Of this, Nicollet recorded in his Journal, "The colors of the United States are unfurled on the summit of a large, sharp-cornered rock, 23 feet high, standing isolated in front of the hill, its four faces precipitous. It is called "the chimney." One cannot reach the summit of the rock by any of its flanks. It is necessary to jump from the top of the hill to the summit of the rock and land there firmly balanced. The top is a surface 2 feet square, and the space between it and the hill is 5 feet wide. Mr. Frémont was assigned this operation and executed it successfully."

Another surveyor on gauging a jump: "An Irishman told me that if he held up one leg and if he could bring his toe in range with his eye and the opposite bank he knew that he could jump it. Why, I told him, I can blot out a star with my toe, but I would not engage to jump the distance. It then appeared that he knew when he had got his leg at the right height by a certain hitch there was in it. I suggested that he should connect his two ankles with a string." Thoreau, Journal, 1850.

Fremont Peak [13,745'], as it turns out, ranks only third in height in Wyoming...nevertheless, "Fremont's ascent was a bold feat of exploration, the hardest climb yet performed by Americans in the West." David Roberts, A Newer World; Kit Carson, John C. Fremont And The Claiming of the American West, Simon & Schuster, 2000.

The 5 cent commemorative stamp was issued in 1898.

go See some of the published illustrations 1856-1900.

go Frémont and Charles Preuss climb Red Lake Peak in the Sierra Nevada on February 14, 1844 to look for the Sacramento Valley and discover Lake Tahoe.

 

Bibliography:

Bowditch, Nathaniel, Ll. D., The New American Practical Navigator, E. and G. W. Blunt, New York, 23rd Edition, 1853 (includes year 1842).

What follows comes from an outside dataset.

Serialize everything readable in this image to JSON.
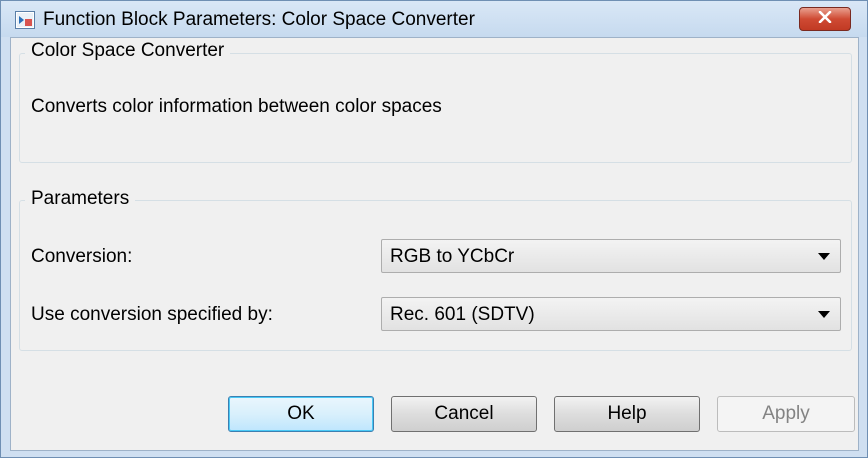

Frémont, J.C., Lieutenant, A Report on an Exploration of the Country Lying Between the Missouri River and the Rocky Mountains, on the Line of the Kansas and Great Platte Rivers, Senate Document 243, Washington, 1843. Contains the 1843 Frémont/Preuss map.

Greely, Gen. A. W., American Weather, Dodd, Mead & Company, New York, 1888.

Middleton, W. E. Knowles, A History of the Barometer, The Johns Hopkins Press, Baltimore, 1964.

Negretti & Zambra, A Treatise on Meteorological Instruments, London, 1864.

Nicollet, Joseph Nicolas, Essay on Meteorological Observations, Printed by order of the War Department, Washington, 1839.

Nicollet, Joseph, eds. Bray, Martha Coleman, The Journals of Joseph N. Nicollet, Minnesota Historical Society, St. Paul, 1970.

Plympton, George W., The Aneroid Barometer; Its Construction and Use, D. Van Nostrand Company, New York, 1884.

Preuss, Charles, Exploring With Frémont, Translated by Erwin G. and Elisabeth K., Gudde, University of Oklahoma Press, Norman, 1958.

Williamson, R. S., On the Use of the Barometer on Surveys and Reconnaissances: part I, Meteorology in its Connection with Hypsometry; part II, Barometric Hypsometry; New York, D. Van Nostrand, 1868.  


©1999, 2007
Bob Graham